8. Try to track their logical thinking
Maybe this is just personal taste, but I really focus on whether a candidate can give a full, coherent answer to a question rather than just a waffle. I remember asking candidates for an office manager position, about times when they had successfully dealt with a difficult customer in their previous roles. About half of them told me long stories about difficult customers, but the end result was not good; they had completely ignored the important part of the question, which was how they successfully dealt with the difficult situation. Perhaps it is best to be mindful of this and to redirect candidates to the question you wish for them to answer.
A candidate who asks insightful questions about the job is also a winner. It shows that they have researched the school and the position – it is likely a good sign of someone who goes beyond the minimum requirements.
9. Be honest about working and living in the environment
When you are conducting your interview, you should also be super-honest about what the position entails. I always gave teachers the warning that Bolivia was not an easy country to work in and to live in and I point out that some people do not like it because it is so different to home. If you are hiring someone who would have to move countries, you need someone with a bit of ‘grit’ – someone who does not quit as soon as things get tough. If someone is not up to the job, then, your honesty about the actual reality of working and living in your particular area, will help them to decide if the job is actually for them.
10. Get a second opinion
So, you have maybe three or four great candidates. They aced the interview and have all of the qualities you are looking for. The next step is to get a second opinion by asking them to attend for a second round of interviews. At this point, I ask candidates to send along a lesson plan, and I also get a second (and often third) opinion. I often do the first round of interviews and then my two co-directors do the second.

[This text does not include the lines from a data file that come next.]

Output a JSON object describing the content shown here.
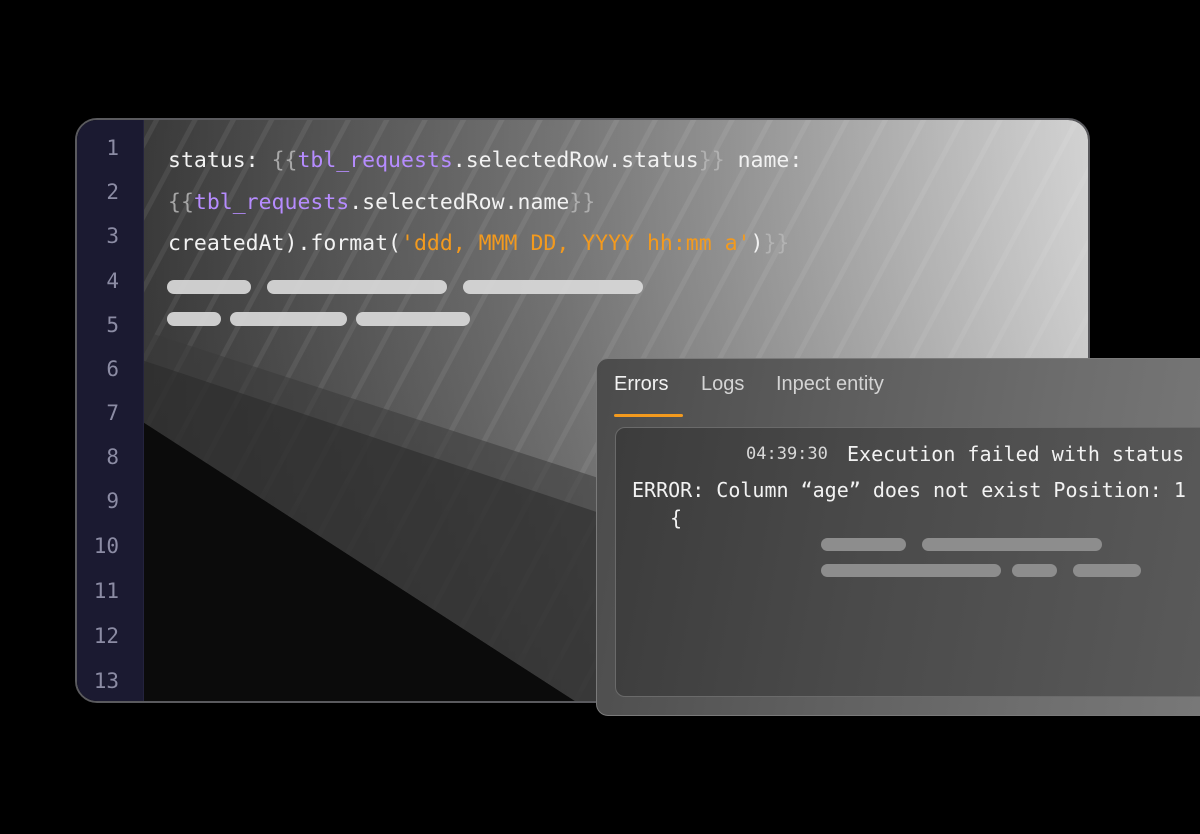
{
  "editor": {
    "line_numbers": [
      "1",
      "2",
      "3",
      "4",
      "5",
      "6",
      "7",
      "8",
      "9",
      "10",
      "11",
      "12",
      "13"
    ],
    "code": {
      "line1": {
        "key": "status: ",
        "open": "{{",
        "var": "tbl_requests",
        "rest": ".selectedRow.status",
        "close": "}}",
        "tail": " name:"
      },
      "line2": {
        "open": "{{",
        "var": "tbl_requests",
        "rest": ".selectedRow.name",
        "close": "}}"
      },
      "line3": {
        "pre": "createdAt).format(",
        "str": "'ddd, MMM DD, YYYY hh:mm a'",
        "post": ")",
        "close": "}}"
      }
    }
  },
  "console": {
    "tabs": [
      {
        "label": "Errors",
        "active": true
      },
      {
        "label": "Logs",
        "active": false
      },
      {
        "label": "Inpect entity",
        "active": false
      }
    ],
    "log": {
      "time": "04:39:30",
      "message": "Execution failed with status",
      "error": "ERROR: Column “age” does not exist Position: 1",
      "brace": "{"
    }
  },
  "colors": {
    "background": "#000000",
    "gutter": "#1b1a31",
    "variable": "#b68cff",
    "string": "#f39a1e",
    "active_tab_underline": "#f39a1e"
  }
}
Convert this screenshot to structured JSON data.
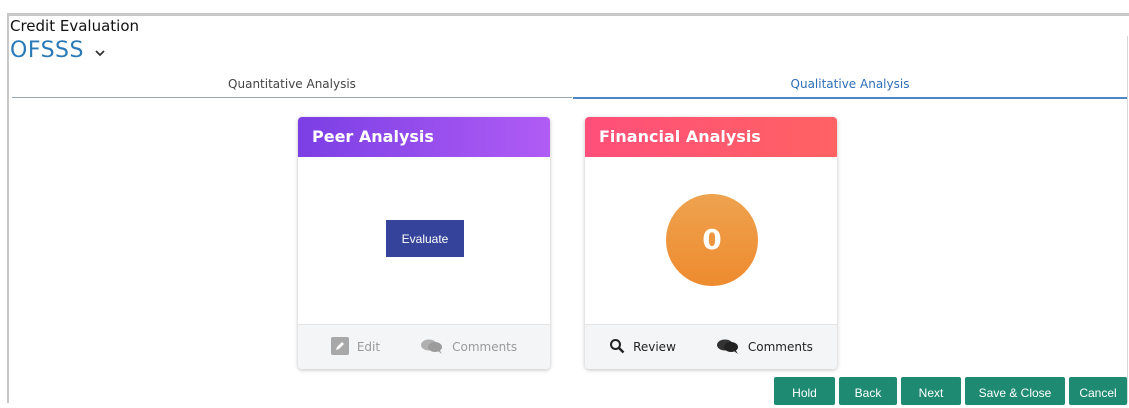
{
  "header": {
    "page_title": "Credit Evaluation",
    "app_name": "OFSSS"
  },
  "tabs": [
    {
      "label": "Quantitative Analysis",
      "active": false
    },
    {
      "label": "Qualitative Analysis",
      "active": true
    }
  ],
  "cards": {
    "peer": {
      "title": "Peer Analysis",
      "evaluate_label": "Evaluate",
      "edit_label": "Edit",
      "comments_label": "Comments"
    },
    "financial": {
      "title": "Financial Analysis",
      "score": "0",
      "review_label": "Review",
      "comments_label": "Comments"
    }
  },
  "actions": {
    "hold": "Hold",
    "back": "Back",
    "next": "Next",
    "save_close": "Save & Close",
    "cancel": "Cancel"
  },
  "colors": {
    "accent_blue": "#2a7ab8",
    "peer_header": "#8e47ee",
    "financial_header": "#ff5572",
    "evaluate_button": "#35439a",
    "score_circle": "#ee922f",
    "action_button": "#1e8a72"
  }
}
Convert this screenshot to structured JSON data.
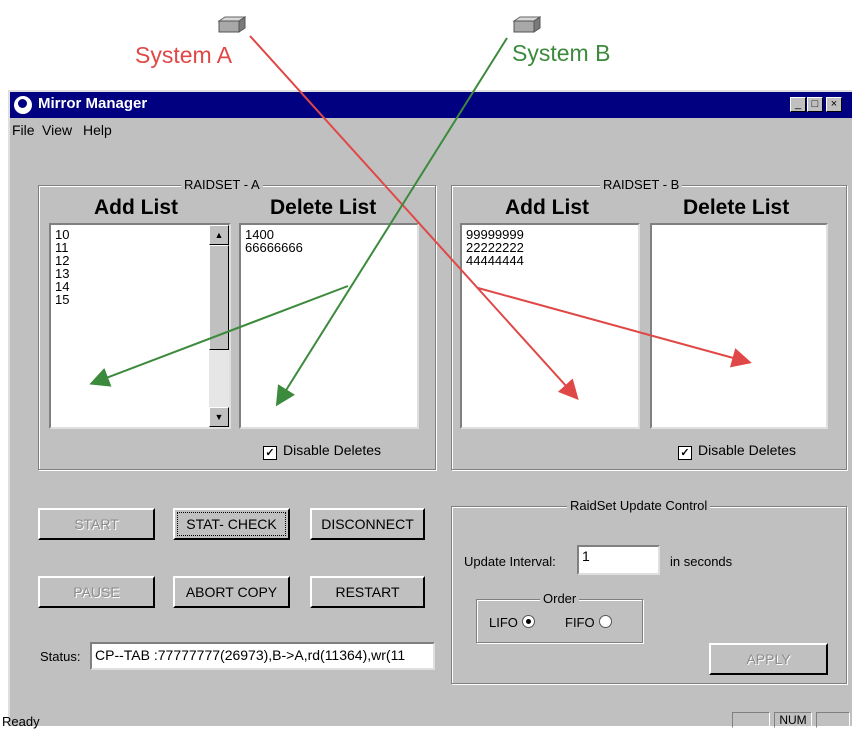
{
  "annotations": {
    "system_a_label": "System A",
    "system_b_label": "System B",
    "colors": {
      "system_a": "#e04848",
      "system_b": "#3c8a3c"
    }
  },
  "window": {
    "title": "Mirror Manager",
    "title_icon": "eye-icon",
    "controls": {
      "minimize": "_",
      "maximize": "□",
      "close": "×"
    },
    "menu": [
      "File",
      "View",
      "Help"
    ]
  },
  "raidset_a": {
    "title": "RAIDSET - A",
    "add_header": "Add List",
    "delete_header": "Delete List",
    "add_items": [
      "10",
      "11",
      "12",
      "13",
      "14",
      "15"
    ],
    "delete_items": [
      "1400",
      "66666666"
    ],
    "disable_deletes_label": "Disable Deletes",
    "disable_deletes_checked": true
  },
  "raidset_b": {
    "title": "RAIDSET - B",
    "add_header": "Add List",
    "delete_header": "Delete List",
    "add_items": [
      "99999999",
      "22222222",
      "44444444"
    ],
    "delete_items": [],
    "disable_deletes_label": "Disable Deletes",
    "disable_deletes_checked": true
  },
  "buttons": {
    "start": "START",
    "stat_check": "STAT- CHECK",
    "disconnect": "DISCONNECT",
    "pause": "PAUSE",
    "abort_copy": "ABORT COPY",
    "restart": "RESTART"
  },
  "status": {
    "label": "Status:",
    "value": "CP--TAB :77777777(26973),B->A,rd(11364),wr(11"
  },
  "update_control": {
    "title": "RaidSet Update Control",
    "interval_label": "Update Interval:",
    "interval_value": "1",
    "interval_unit": "in seconds",
    "order_title": "Order",
    "lifo_label": "LIFO",
    "fifo_label": "FIFO",
    "selected": "LIFO",
    "apply_label": "APPLY"
  },
  "statusbar": {
    "ready": "Ready",
    "num": "NUM"
  }
}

This gives a more well-rounded view – other people will pick up on aspects of a candidate that you may have been blinded to. Having a second interview and interviewer allows you to have a later discussion to challenge your assumptions on a candidate.
The second interview is when I ask candidates to prepare a lesson plan. This gives a chance to ask them some very specific questions about their way of thinking, their teaching style and their creativity. We send them along materials for the lesson, so a good test is to see how well they incorporate ideas or resources outside of the minimum we sent, and how engaging (and logical) they are.
11. Obtain their references
Yes, I know that people rarely get a bad reference. But, I think you can spot a great reference by looking at these two things which I feel are of importance: does it come across as honest? and does the previous employer respond quickly to your request?
12. Look after your teacher
The hiring process is just the first step in developing a great team. You have to put time and energy into helping new teachers to adapt to their new environment. This means taking time to listen to and to answer their questions. This means allowing them to be honest about their failures and problems – which they will inevitably have. If they can open up to you about difficulties in their job early on, you will be able to take corrective action to support them before an issue snowballs. And never lose sight of their personal goals, and try to think about how working with you can help to facilitate those goals. For example: if they want to learn a new language? Connect them to a great teacher – give them a room so they can have their lessons in your school.
I really, really hope that this article was useful to you in your search for new teachers. There is loads of support that Twinkl ESL can offer English language schools, and you can always connect with me on LinkedIn – I’m always up for answering your questions and hearing about your tips, too.